Instructions for the task —
Reproduce every line below exactly as written; do not include the images.

Given information —
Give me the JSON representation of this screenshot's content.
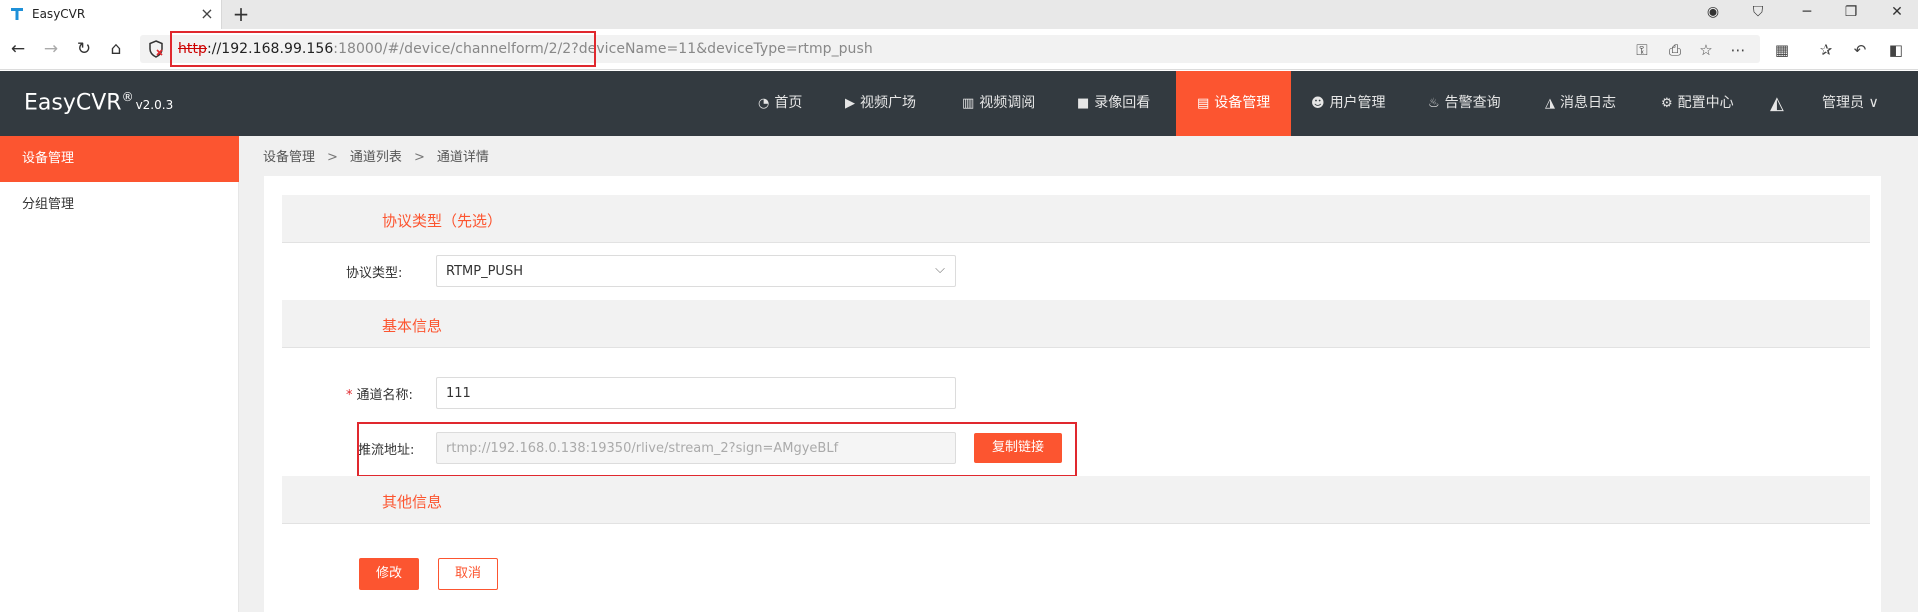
{
  "browser": {
    "tab_title": "EasyCVR",
    "tab_close": "×",
    "new_tab": "+",
    "url_proto": "http",
    "url_host": "://192.168.99.156",
    "url_rest": ":18000/#/device/channelform/2/2?deviceName=11&deviceType=rtmp_push"
  },
  "app": {
    "logo": "EasyCVR",
    "logo_mark": "®",
    "version": "v2.0.3",
    "nav": [
      {
        "label": "首页",
        "icon": "dashboard-icon"
      },
      {
        "label": "视频广场",
        "icon": "play-icon"
      },
      {
        "label": "视频调阅",
        "icon": "grid-icon"
      },
      {
        "label": "录像回看",
        "icon": "video-camera-icon"
      },
      {
        "label": "设备管理",
        "icon": "device-icon"
      },
      {
        "label": "用户管理",
        "icon": "user-icon"
      },
      {
        "label": "告警查询",
        "icon": "alarm-icon"
      },
      {
        "label": "消息日志",
        "icon": "bell-icon"
      },
      {
        "label": "配置中心",
        "icon": "gear-icon"
      }
    ],
    "user": "管理员 ∨",
    "accent": "#fc5530"
  },
  "sidebar": {
    "items": [
      {
        "label": "设备管理"
      },
      {
        "label": "分组管理"
      }
    ]
  },
  "breadcrumb": [
    "设备管理",
    "通道列表",
    "通道详情"
  ],
  "breadcrumb_sep": ">",
  "form": {
    "section_protocol": "协议类型（先选）",
    "protocol_label": "协议类型:",
    "protocol_value": "RTMP_PUSH",
    "section_basic": "基本信息",
    "name_req": "*",
    "name_label": "通道名称:",
    "name_value": "111",
    "push_label": "推流地址:",
    "push_value": "rtmp://192.168.0.138:19350/rlive/stream_2?sign=AMgyeBLf",
    "copy_label": "复制链接",
    "section_other": "其他信息",
    "submit_label": "修改",
    "cancel_label": "取消"
  }
}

Response for this exercise —
Give me the JSON representation of this screenshot's content.
{
  "browser": {
    "tab_title": "EasyCVR",
    "tab_close": "×",
    "new_tab": "+",
    "url_proto": "http",
    "url_host": "://192.168.99.156",
    "url_rest": ":18000/#/device/channelform/2/2?deviceName=11&deviceType=rtmp_push"
  },
  "app": {
    "logo": "EasyCVR",
    "logo_mark": "®",
    "version": "v2.0.3",
    "nav": [
      {
        "label": "首页",
        "icon": "dashboard-icon"
      },
      {
        "label": "视频广场",
        "icon": "play-icon"
      },
      {
        "label": "视频调阅",
        "icon": "grid-icon"
      },
      {
        "label": "录像回看",
        "icon": "video-camera-icon"
      },
      {
        "label": "设备管理",
        "icon": "device-icon"
      },
      {
        "label": "用户管理",
        "icon": "user-icon"
      },
      {
        "label": "告警查询",
        "icon": "alarm-icon"
      },
      {
        "label": "消息日志",
        "icon": "bell-icon"
      },
      {
        "label": "配置中心",
        "icon": "gear-icon"
      }
    ],
    "user": "管理员 ∨",
    "accent": "#fc5530"
  },
  "sidebar": {
    "items": [
      {
        "label": "设备管理"
      },
      {
        "label": "分组管理"
      }
    ]
  },
  "breadcrumb": [
    "设备管理",
    "通道列表",
    "通道详情"
  ],
  "breadcrumb_sep": ">",
  "form": {
    "section_protocol": "协议类型（先选）",
    "protocol_label": "协议类型:",
    "protocol_value": "RTMP_PUSH",
    "section_basic": "基本信息",
    "name_req": "*",
    "name_label": "通道名称:",
    "name_value": "111",
    "push_label": "推流地址:",
    "push_value": "rtmp://192.168.0.138:19350/rlive/stream_2?sign=AMgyeBLf",
    "copy_label": "复制链接",
    "section_other": "其他信息",
    "submit_label": "修改",
    "cancel_label": "取消"
  }
}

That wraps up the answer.